Are backlinks still important for SEO? Backlinks are still important for SEO performance as they form the basis of Google’s original PageRank algorithm. Countless independent studies in the SEO industry have demonstrated the impact of backlinks on organic search performance.
Backlinks are important for SEO because search engines see all of these tokens of trust as proof that your content is valuable. When many websites link to yours, search engines are more likely to show your content in search results and improve your ranking for the linked topics.
How many backlinks are good for SEO? A website should have 40-50 backlinks to the homepage and 0-100 backlinks to each individual webpage to be competitive for SEO. However, the PageRank values of these backlinks are important because the higher their value, the fewer links are needed to improve the overall ranking.
Link Building to Low-Quality Content Another common link building mistake is linking back from authority sites to a thin, low-quality article. When it comes to link building, you shouldn’t just focus on finding authority and relevant pages. Remember, you also need to focus on creating content worthy of those backlinks.
Why is link building difficult? Link building is difficult because it is time consuming and difficult to get links with a low Domain Authority (DA). These links may not even affect your website’s SEO ranking. On the other hand, acquiring high DA links is even harder. Link building is essentially like buying real estate.
In a three-way link exchange, Site A agrees to link Site C to Site B. Site B agrees to link to Site A in exchange for Site C’s link. The purpose of the three-way link exchange is to trick Google into seeing the links as one-way connections and not two-way connections.
What does link building mean? In short, link building is the process of establishing relevant hyperlinks (usually referred to as links) to a website from outside websites. Link building can increase the number of quality links pointing to a website, which in turn increases the likelihood that the website will rank high in search engine results.
What is the point of link building? Link building, simply put, is the process of getting other websites to link to your website. All marketers and business owners should be interested in building links to increase referral traffic and increase their site’s authority.
There are generally three types of links: Internal links – hyperlinks that lead from one page to another within your own website; External links – hyperlinks leading from your website to another resource; Backlinks – Hyperlinks leading to yours from another website.
What is a link and its types?
These are ASCII, LPD, LPR, SNA3270P, TCPASCII, TN3270E, and 3270P connections.
What are links in the computer? On a website, a hyperlink (or link) is an element, such as a word or button, that points to another location. When you click a link, the link takes you to the link destination, which can be a web page, document, or other online content. Websites use hyperlinks to navigate online content.
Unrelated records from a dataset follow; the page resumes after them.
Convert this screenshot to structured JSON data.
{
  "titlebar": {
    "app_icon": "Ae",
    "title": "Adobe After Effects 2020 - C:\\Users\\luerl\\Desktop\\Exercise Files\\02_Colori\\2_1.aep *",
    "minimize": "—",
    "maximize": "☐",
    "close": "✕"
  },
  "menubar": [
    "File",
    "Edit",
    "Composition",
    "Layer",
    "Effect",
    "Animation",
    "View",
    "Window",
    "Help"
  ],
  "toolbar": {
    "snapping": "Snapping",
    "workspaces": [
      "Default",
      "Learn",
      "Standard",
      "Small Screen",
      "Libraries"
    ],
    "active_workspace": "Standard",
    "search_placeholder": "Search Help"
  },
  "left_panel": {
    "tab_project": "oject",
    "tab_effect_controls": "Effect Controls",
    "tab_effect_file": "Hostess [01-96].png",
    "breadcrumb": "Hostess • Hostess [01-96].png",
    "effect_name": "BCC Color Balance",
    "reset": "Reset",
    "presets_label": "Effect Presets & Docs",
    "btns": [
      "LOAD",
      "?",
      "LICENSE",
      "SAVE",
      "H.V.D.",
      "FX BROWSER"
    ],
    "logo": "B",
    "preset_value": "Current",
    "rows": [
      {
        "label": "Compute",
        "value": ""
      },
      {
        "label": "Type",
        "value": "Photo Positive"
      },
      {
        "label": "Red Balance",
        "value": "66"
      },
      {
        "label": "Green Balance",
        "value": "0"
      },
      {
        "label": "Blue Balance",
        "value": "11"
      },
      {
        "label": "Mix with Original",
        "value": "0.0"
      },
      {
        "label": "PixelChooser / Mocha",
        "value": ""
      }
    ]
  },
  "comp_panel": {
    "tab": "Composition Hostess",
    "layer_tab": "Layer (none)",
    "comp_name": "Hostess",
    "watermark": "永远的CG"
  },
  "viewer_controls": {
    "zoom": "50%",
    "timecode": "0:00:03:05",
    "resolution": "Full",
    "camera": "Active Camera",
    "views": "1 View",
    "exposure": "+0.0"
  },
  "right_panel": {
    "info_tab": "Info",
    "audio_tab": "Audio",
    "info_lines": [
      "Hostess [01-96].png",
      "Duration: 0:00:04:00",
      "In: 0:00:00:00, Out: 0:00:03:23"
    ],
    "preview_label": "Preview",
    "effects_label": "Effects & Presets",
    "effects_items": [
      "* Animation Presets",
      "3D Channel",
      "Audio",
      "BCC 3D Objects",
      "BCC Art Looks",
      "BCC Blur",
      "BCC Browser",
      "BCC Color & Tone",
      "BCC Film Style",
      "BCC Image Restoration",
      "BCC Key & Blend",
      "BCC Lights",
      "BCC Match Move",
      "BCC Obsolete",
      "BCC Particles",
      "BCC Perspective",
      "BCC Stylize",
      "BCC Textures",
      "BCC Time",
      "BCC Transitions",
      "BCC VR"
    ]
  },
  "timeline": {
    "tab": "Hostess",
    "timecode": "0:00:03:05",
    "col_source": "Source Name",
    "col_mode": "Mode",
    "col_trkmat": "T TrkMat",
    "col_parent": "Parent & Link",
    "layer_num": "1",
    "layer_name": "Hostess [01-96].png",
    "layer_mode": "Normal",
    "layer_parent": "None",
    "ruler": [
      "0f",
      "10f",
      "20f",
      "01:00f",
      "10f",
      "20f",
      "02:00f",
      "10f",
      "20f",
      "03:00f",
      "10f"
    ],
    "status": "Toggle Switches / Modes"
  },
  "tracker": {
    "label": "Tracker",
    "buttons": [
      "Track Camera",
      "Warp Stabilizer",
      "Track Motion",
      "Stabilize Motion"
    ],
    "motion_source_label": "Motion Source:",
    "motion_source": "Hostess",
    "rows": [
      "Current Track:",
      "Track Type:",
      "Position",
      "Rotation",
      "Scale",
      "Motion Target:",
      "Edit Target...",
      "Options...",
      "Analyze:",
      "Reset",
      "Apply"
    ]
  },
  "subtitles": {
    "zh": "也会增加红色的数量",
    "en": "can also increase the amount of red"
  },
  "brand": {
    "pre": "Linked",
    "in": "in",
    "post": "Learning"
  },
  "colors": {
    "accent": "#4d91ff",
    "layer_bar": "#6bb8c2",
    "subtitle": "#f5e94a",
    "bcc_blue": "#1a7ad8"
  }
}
What are the 3 parts of links? Using the URL in this article as an example, the three basic parts of a URL to understand are the protocol, domain name, and path.